  39. 39.
    Huang BY, Ouyang XH, Sun J, Xiao ZY, Pan CP. Rapid quantification of 13 pesticides in vegetables by atmospheric-pressure solids analysis probe (ASAP) coupled to tandem mass spectrometry. Chem J Chinese U. 2013;34:1591–7.Google Scholar
  40. 40.
    Fussell RJ, Chan D, Sharman M. An assessment of atmospheric-pressure solids-analysis probes for the detection of chemicals in food. Trends Analyt Chem. 2010;29:1326–35.CrossRefGoogle Scholar
  41. 41.
    Dababi I, Gimello O, Elaloui E, Quignard F, Brosse N. Organosolv lignin-based wood adhesive. Influence of the lignin extraction conditions on the adhesive performance. Polymers. 2016.  https://doi.org/10.3390/polym8090340.
  42. 42.
    Fan X, Zhu JL, Zheng A, Wei XY, Zhao YP, Cao JP, et al. Rapid characterization of heteroatomic molecules in a bio-oil from pyrolysis of rice husk using atmospheric solids analysis probe mass spectrometry. J Anal Appl Pyrolysis. 2015;115:16–23.CrossRefGoogle Scholar
  43. 43.
    McEwen C, Gutteridge S. Analysis of the inhibition of the ergosterol pathway in fungi using the atmospheric solids analysis probe (ASAP) method. J Am Soc Mass Spectrom. 2007;18:1274–8.CrossRefGoogle Scholar
  44. 44.
    Zhang F, Guo S, Zhang M, Zhang Z, Guo Y. Characterizing ion mobility and collision cross section of fatty acids using electrospray ion mobility mass spectrometry. J Mass Spectrom. 2015;50:906–13.CrossRefGoogle Scholar
  45. 45.
    Robotti E, Manfredi M, Marengo E. Biomarkers discovery through multivariate statistical methods: a review of recently developed methods and applications in proteomics. J Proteomics Bioinform. 2014.  https://doi.org/10.4172/jpb.S3-003.
  46. 46.
    Graven P, De Koster CG, Boon JJ, Bouman F. Functional aspects of mature seed coat of the Cannaceae. Pl Syst Evol. 1997;205:223–40.CrossRefGoogle Scholar
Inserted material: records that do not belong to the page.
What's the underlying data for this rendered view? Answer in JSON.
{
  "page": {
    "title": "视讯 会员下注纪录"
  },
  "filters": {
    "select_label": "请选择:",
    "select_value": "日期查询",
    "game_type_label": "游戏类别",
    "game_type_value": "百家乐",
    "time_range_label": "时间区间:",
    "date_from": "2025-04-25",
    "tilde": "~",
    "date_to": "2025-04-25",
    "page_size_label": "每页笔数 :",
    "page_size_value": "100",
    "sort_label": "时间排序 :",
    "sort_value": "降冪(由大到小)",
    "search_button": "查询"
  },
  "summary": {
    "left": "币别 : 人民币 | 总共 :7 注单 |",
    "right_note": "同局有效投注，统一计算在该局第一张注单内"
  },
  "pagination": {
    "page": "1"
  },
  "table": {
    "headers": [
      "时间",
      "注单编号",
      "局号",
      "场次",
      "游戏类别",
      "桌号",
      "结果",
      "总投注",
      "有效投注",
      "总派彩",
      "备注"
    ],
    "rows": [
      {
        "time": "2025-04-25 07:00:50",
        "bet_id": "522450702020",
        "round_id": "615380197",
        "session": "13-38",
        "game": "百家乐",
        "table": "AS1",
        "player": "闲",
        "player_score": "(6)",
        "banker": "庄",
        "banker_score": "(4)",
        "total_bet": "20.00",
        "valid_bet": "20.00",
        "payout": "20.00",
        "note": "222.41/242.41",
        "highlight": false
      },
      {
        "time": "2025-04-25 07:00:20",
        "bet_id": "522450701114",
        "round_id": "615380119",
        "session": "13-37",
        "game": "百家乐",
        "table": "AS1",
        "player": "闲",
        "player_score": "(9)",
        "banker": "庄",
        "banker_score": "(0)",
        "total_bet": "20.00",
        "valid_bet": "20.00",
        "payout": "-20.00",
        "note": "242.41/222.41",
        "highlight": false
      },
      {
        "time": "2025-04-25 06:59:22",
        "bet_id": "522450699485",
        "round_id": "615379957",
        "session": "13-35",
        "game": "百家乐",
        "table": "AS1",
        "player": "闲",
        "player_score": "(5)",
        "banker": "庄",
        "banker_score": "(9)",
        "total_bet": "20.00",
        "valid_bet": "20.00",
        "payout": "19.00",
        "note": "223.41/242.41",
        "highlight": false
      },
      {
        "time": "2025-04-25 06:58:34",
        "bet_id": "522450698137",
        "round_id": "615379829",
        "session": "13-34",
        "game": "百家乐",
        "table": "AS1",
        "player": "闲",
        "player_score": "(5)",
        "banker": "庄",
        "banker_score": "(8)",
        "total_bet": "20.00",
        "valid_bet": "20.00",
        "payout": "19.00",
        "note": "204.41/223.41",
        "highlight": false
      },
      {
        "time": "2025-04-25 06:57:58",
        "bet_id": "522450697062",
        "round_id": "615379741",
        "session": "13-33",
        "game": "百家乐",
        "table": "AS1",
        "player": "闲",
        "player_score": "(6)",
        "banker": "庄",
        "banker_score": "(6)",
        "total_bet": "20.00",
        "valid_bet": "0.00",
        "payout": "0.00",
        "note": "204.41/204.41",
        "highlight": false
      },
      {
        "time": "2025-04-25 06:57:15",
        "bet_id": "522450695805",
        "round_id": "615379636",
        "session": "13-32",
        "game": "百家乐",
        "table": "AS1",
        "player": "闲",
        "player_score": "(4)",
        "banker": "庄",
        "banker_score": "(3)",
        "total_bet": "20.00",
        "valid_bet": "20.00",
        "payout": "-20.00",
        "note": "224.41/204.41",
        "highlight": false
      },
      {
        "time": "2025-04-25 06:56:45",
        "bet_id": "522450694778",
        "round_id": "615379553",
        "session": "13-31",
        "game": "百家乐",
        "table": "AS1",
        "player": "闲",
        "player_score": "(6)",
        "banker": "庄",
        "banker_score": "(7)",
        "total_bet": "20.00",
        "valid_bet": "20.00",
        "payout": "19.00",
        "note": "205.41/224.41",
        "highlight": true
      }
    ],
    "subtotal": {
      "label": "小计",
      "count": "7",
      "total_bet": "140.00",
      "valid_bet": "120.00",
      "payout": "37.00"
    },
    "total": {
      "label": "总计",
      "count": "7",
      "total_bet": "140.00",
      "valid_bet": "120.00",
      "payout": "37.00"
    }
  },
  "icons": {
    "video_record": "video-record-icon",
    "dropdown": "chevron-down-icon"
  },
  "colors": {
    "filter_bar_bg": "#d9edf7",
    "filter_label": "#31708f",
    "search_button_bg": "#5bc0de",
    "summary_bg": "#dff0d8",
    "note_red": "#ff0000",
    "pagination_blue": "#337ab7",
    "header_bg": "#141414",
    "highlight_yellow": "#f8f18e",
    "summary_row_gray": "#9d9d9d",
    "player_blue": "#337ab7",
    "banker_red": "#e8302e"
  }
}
Copyright information

© Springer-Verlag GmbH Germany, part of Springer Nature 2019

Authors and Affiliations

  • Monika Cechová
    • 1
  • Iveta Hradilová
    • 2
  • Petr Smýkal
    • 2
  • Petr Barták
    • 1
  • Petr Bednář
    • 1
  1. 1.Regional Centre of Advanced Technologies and Materials, Department of Analytical Chemistry, Faculty of SciencePalacký UniversityOlomoucCzech Republic
  2. 2.Department of Botany, Faculty of SciencePalacký UniversityOlomoucCzech Republic

Personalised recommendations